Home Affairs Minister Clare O’Neil referred to Medibank in saying that the department is now taking a look at banning ransom payments in the “long term,” a controversial idea that most nations have decided against at this point. Some feel it is the only means by which to get the ransomware fire under control, but it could also potentially take away the only chance of averting a complete financial disaster (particularly for smaller businesses).
In the meantime, it appears the government will be having a look at Medibank’s security and data handling practices and how all of that contributed to the massive loss of health data. New terms that were recently adopted mean that the company could be on the hook for fines that can range up to the tens of millions of dollars. Medibank also faces the possibility of class action lawsuits, something that law firms are reportedly already drafting up.
Could ransom payments be banned in Australia?
The decision against the ransom payments may have had something to do with the contents of the stolen records, as it is possible that the majority of the 9.7 million that were stolen contained only contact information. Medibank has not broken down in detail what health data was stolen, only saying that about 500,000 health claims were among the records and that some contained visa, passport and Medicare numbers.
Medibank has warned customers that their health data may be compromised and publicly posted, and that they may be targeted by criminals due to the data breach. But the company takes the position that ransom payments would only encourage the criminals and would be unlikely to keep the data off the dark web in the long run.

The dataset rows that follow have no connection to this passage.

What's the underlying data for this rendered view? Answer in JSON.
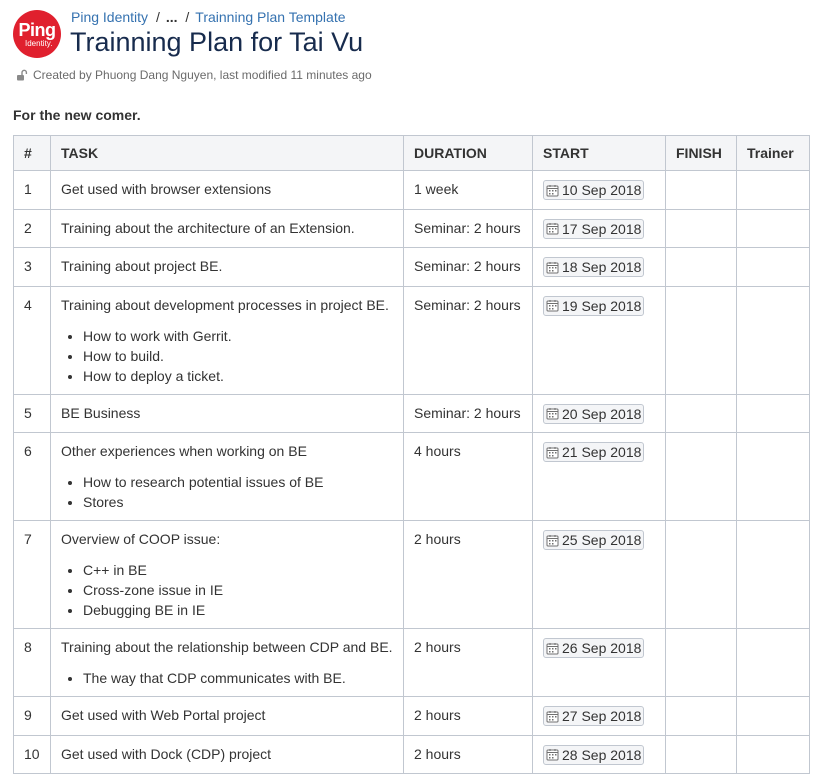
{
  "brand": {
    "logo_line1": "Ping",
    "logo_line2": "Identity.",
    "accent": "#e0202e"
  },
  "breadcrumbs": {
    "root": "Ping Identity",
    "sep1": "/",
    "ellipsis": "...",
    "sep2": "/",
    "parent": "Trainning Plan Template"
  },
  "page": {
    "title": "Trainning Plan for Tai Vu",
    "meta": "Created by Phuong Dang Nguyen, last modified 11 minutes ago",
    "intro": "For the new comer."
  },
  "table": {
    "headers": [
      "#",
      "TASK",
      "DURATION",
      "START",
      "FINISH",
      "Trainer"
    ],
    "rows": [
      {
        "num": "1",
        "task": "Get used with browser extensions",
        "bullets": [],
        "duration": "1 week",
        "start": "10 Sep 2018",
        "finish": "",
        "trainer": ""
      },
      {
        "num": "2",
        "task": "Training about the architecture of an Extension.",
        "bullets": [],
        "duration": "Seminar: 2 hours",
        "start": "17 Sep 2018",
        "finish": "",
        "trainer": ""
      },
      {
        "num": "3",
        "task": "Training about project BE.",
        "bullets": [],
        "duration": "Seminar: 2 hours",
        "start": "18 Sep 2018",
        "finish": "",
        "trainer": ""
      },
      {
        "num": "4",
        "task": "Training about development processes in project BE.",
        "bullets": [
          "How to work with Gerrit.",
          "How to build.",
          "How to deploy a ticket."
        ],
        "duration": "Seminar: 2 hours",
        "start": "19 Sep 2018",
        "finish": "",
        "trainer": ""
      },
      {
        "num": "5",
        "task": "BE Business",
        "bullets": [],
        "duration": "Seminar: 2 hours",
        "start": "20 Sep 2018",
        "finish": "",
        "trainer": ""
      },
      {
        "num": "6",
        "task": "Other experiences when working on BE",
        "bullets": [
          "How to research potential issues of BE",
          "Stores"
        ],
        "duration": "4 hours",
        "start": "21 Sep 2018",
        "finish": "",
        "trainer": ""
      },
      {
        "num": "7",
        "task": "Overview of COOP issue:",
        "bullets": [
          "C++ in BE",
          "Cross-zone issue in IE",
          "Debugging BE in IE"
        ],
        "duration": "2 hours",
        "start": "25 Sep 2018",
        "finish": "",
        "trainer": ""
      },
      {
        "num": "8",
        "task": "Training about the relationship between CDP and BE.",
        "bullets": [
          "The way that CDP communicates with BE."
        ],
        "duration": "2 hours",
        "start": "26 Sep 2018",
        "finish": "",
        "trainer": ""
      },
      {
        "num": "9",
        "task": "Get used with Web Portal project",
        "bullets": [],
        "duration": "2 hours",
        "start": "27 Sep 2018",
        "finish": "",
        "trainer": ""
      },
      {
        "num": "10",
        "task": "Get used with Dock (CDP) project",
        "bullets": [],
        "duration": "2 hours",
        "start": "28 Sep 2018",
        "finish": "",
        "trainer": ""
      }
    ]
  }
}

There is some evidence that the attackers that hit Medibank are either former members of or former affiliates with the notorious REvil ransomware gang. The attackers are leaking very sensitive records first, selecting public figures and politicians as well as people who may have had compromising conditions or treatments. The hackers also claim to have taken encrypted credit card numbers and have threatened to leak those as well, but Medibank says that it sees no evidence that any payment information was stolen.